Catching up with free diver, environmentalist and mom Tanya Streeter
Look a humpback whale in its softball-sized eye and something clicks inside you.
I found that out recently, but world record-setting free diver and environmentalist Tanya Streeter learned it a long time ago. She saw my posts from the Silver Bank off the coast of the Dominican Republic recently, and we decided we needed to get together to catch up.
(Read my article in the Austin American-Statesman about Streeter’s work to create a documentary about the science and health impact of plastic pollution here.)
Streeter, who free dove competitively from the late 1990s to 2006, reaching depths of up to 525 feet without air tanks or scuba gear, is now focused on raising her two children – Tilly, 10, and Charlie, 3.
The kids, apparently, are taking after mom. When I got to Streeter’s house, she showed me Tilly’s latest school project – a humpback whale molded from clay that will hang in a display box painted the exact color of the ocean.
Streeter, it turns out, went out on the same boat I just spent a week on back in 2005, while filming a short documentary about swimming with the whales for the BBC. We both agreed: Whales are incredible. They’re beautiful, strong, intelligent, curious and gentle, and put on amazing acrobatic shows, all the while knowing their exact body position in the water.
They’re also the perfect way to spread the story of conservation and habitat protection.
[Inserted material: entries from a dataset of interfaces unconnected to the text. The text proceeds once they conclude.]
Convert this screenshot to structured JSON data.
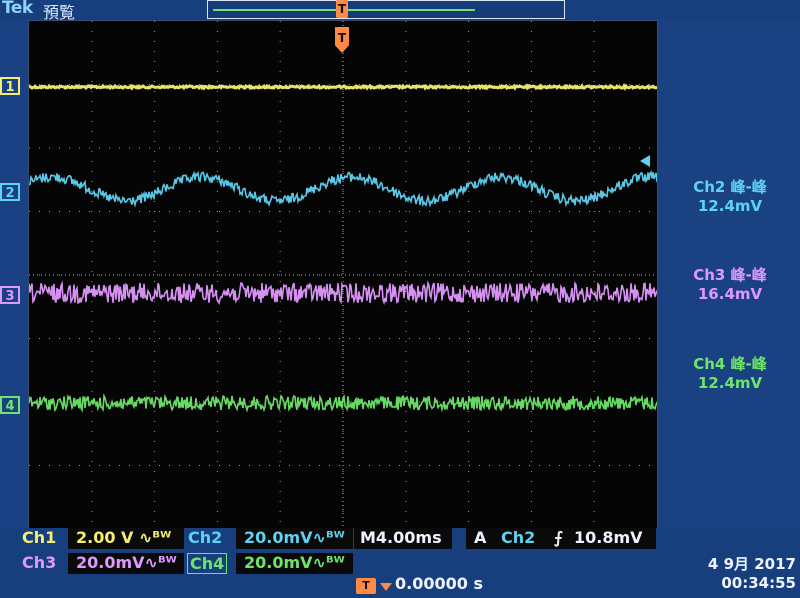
{
  "app": {
    "brand": "Tek",
    "status": "預覧"
  },
  "channels": [
    {
      "id": "ch1",
      "marker": "1",
      "color": "#f4ef72"
    },
    {
      "id": "ch2",
      "marker": "2",
      "color": "#5fd2f2"
    },
    {
      "id": "ch3",
      "marker": "3",
      "color": "#e098ff"
    },
    {
      "id": "ch4",
      "marker": "4",
      "color": "#6ee46a"
    }
  ],
  "measurements": [
    {
      "label": "Ch2 峰-峰",
      "value": "12.4mV",
      "color": "#5fd2f2"
    },
    {
      "label": "Ch3 峰-峰",
      "value": "16.4mV",
      "color": "#e098ff"
    },
    {
      "label": "Ch4 峰-峰",
      "value": "12.4mV",
      "color": "#6ee46a"
    }
  ],
  "scale": {
    "ch1": {
      "label": "Ch1",
      "value": "2.00 V",
      "bw": "∿ᴮᵂ"
    },
    "ch2": {
      "label": "Ch2",
      "value": "20.0mV",
      "bw": "∿ᴮᵂ"
    },
    "ch3": {
      "label": "Ch3",
      "value": "20.0mV",
      "bw": "∿ᴮᵂ"
    },
    "ch4": {
      "label": "Ch4",
      "value": "20.0mV",
      "bw": "∿ᴮᵂ"
    }
  },
  "timebase": {
    "label": "M",
    "value": "4.00ms"
  },
  "trigger": {
    "mode": "A",
    "source": "Ch2",
    "edge_icon": "rising-edge-icon",
    "edge_glyph": "⨍",
    "level": "10.8mV",
    "marker": "T"
  },
  "position": {
    "badge": "T",
    "value": "0.00000 s"
  },
  "clock": {
    "date": "4 9月 2017",
    "time": "00:34:55"
  },
  "waveforms": {
    "ch1": {
      "shape": "flat",
      "noise": 1
    },
    "ch2": {
      "shape": "sine",
      "cycles": 4.2,
      "amp": 12,
      "noise": 5
    },
    "ch3": {
      "shape": "noise",
      "noise": 10
    },
    "ch4": {
      "shape": "noise",
      "noise": 7
    }
  }
}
People are drawn to the school bus-sized creatures, and science shows that whales, which migrate to the Silver Bank from the North Atlantic in the winter to give birth and raise their calves, can teach us about the status of the seas.
“Whales are barometers of ocean health,” she says. “They hold so much awe for people – so in a way whales are our storytellers.”
Streeter supports tight regulations surrounding human interaction with whales. Just three boats are licensed each season to carry passengers to the Silver Bank to see the humpbacks. Scuba diving isn’t allowed; humans can float in the water in small groups but are not permitted to chase the whales. They must wait for the whales to approach them.
That’s different, for example, then the situation off of Isla Mujeres, where tourists flock each summer to swim with whale sharks. While that experience is also regulated, when I went three years ago it was chaotic, too, with people jumping in the water and swimming after the huge creatures.
Look for my complete story about my humpback experience soon.
Want to help protect the whales? Streeter suggests Whale and Dolphin Conservation or World Animal Protection.